New CA Internet Bill Sparks Privacy Fears

Under a proposed law, many people who use social media would be forced to provide personal information to the state of California.

According to Senate Bill 1228, a person is considered influential if their content was seen by over 25,000 people throughout the lifespan of their account. This includes both original and shared content.

According to the legislation’s sponsor, Democrat Senator Steve Padilla, it would apply to people with over 25,000 followers.

This bill would require a large online platform to verify the identity of influential users by asking them to review their government-issued identification and using other means chosen by the platform. It would also require the platform to confirm the name, email address, and telephone number of highly influential users.

This bill proposes an obligation for major online platforms to disclose on user profiles, in font size and visibility comparable to the user’s name, if the user has been verified authenticated in accordance with the aforementioned provisions. Additionally, platforms are obligated to include a notation that a reasonable person would interpret as indicating whether a user has been verified or not in any post made by these users.

The state may enforce legislation that makes certain users seem more trustworthy compared to others depending on the authenticated designation, even if individuals could remain anonymous.

The far-left organization California Common Cause, which has previously filed legislation to combat electoral disinformation with Padilla, supports it.

Included in the submitted bundle of proposals are measures concerning deepfakes and artificial intelligence.

Malicious actors and foreign bots have been given the capacity to make false movies and photographs and transmit misinformation to millions at the push of a button, Padilla said. Padilla claims they can filter out accounts trying to tamper with social media feeds by checking the identity of individuals with a lot of followers.

Unless the bad actors ‘deep fake’ their identification. Then what?

A report shows that while the law is broad,  it’s more restrained than that of then-presidential candidate Nikki Haley’s plan to force social network users to reveal their identities.
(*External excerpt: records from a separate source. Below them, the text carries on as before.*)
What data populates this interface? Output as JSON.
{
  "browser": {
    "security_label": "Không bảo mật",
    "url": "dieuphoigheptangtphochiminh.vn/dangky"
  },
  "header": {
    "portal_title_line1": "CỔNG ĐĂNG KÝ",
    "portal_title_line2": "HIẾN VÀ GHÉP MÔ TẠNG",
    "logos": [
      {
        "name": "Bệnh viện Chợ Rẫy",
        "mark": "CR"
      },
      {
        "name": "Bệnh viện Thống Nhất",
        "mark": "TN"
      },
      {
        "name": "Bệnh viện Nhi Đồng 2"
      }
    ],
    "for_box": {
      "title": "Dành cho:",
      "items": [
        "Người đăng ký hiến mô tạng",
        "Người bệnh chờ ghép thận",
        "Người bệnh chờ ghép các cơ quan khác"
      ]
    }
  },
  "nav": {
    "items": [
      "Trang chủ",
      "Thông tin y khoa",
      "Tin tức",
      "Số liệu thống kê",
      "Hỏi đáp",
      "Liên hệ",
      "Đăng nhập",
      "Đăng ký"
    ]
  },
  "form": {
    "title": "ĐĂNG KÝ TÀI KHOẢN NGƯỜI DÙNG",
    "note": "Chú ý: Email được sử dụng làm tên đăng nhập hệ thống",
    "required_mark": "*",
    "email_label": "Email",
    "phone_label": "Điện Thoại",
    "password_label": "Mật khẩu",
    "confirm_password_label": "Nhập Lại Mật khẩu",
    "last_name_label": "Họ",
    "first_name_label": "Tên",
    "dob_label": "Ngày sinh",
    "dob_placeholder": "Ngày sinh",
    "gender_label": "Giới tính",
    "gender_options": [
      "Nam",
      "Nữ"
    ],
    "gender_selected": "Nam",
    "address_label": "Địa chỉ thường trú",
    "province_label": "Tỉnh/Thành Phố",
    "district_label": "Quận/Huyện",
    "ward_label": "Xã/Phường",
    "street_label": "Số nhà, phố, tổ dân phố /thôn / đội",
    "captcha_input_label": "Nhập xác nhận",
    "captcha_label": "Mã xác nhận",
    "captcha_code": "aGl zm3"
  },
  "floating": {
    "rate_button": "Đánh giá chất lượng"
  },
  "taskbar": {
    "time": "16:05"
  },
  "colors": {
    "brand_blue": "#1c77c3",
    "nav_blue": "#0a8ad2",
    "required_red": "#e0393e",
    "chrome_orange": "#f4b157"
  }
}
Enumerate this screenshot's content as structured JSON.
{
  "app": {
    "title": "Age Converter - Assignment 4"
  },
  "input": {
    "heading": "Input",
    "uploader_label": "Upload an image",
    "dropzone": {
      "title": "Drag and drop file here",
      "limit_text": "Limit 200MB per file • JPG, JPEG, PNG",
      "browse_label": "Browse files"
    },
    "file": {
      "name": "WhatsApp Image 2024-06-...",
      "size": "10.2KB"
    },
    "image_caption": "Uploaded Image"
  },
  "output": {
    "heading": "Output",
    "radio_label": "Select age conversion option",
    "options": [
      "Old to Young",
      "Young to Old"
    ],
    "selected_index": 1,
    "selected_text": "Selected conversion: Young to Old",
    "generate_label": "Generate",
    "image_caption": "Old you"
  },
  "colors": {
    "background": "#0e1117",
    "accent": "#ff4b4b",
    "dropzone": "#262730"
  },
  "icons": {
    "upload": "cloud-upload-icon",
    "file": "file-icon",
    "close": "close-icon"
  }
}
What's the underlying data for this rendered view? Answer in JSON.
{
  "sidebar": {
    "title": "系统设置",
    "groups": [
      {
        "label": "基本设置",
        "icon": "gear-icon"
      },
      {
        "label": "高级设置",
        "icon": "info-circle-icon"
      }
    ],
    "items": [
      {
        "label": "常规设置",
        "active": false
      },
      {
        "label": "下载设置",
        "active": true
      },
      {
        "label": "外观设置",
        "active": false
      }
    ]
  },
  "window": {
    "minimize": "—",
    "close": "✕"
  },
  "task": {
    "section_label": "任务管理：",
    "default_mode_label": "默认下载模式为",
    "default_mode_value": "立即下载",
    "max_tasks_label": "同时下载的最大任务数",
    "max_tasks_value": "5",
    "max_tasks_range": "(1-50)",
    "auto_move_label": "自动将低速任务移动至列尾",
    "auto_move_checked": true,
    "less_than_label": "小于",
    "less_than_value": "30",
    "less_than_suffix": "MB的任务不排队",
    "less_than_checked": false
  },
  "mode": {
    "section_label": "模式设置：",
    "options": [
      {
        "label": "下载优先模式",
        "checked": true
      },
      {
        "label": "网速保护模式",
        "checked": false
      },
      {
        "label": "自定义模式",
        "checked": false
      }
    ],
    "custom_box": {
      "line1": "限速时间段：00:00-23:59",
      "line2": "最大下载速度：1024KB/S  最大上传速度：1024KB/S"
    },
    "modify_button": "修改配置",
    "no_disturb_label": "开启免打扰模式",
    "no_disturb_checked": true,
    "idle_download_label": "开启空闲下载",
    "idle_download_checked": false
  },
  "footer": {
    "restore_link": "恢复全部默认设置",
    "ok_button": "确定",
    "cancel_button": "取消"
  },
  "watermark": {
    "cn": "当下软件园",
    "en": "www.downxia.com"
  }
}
She also framed public identity as a method to police online decency since individuals would realize their pastor and family may see everything they write. She recanted after seeing the backlash.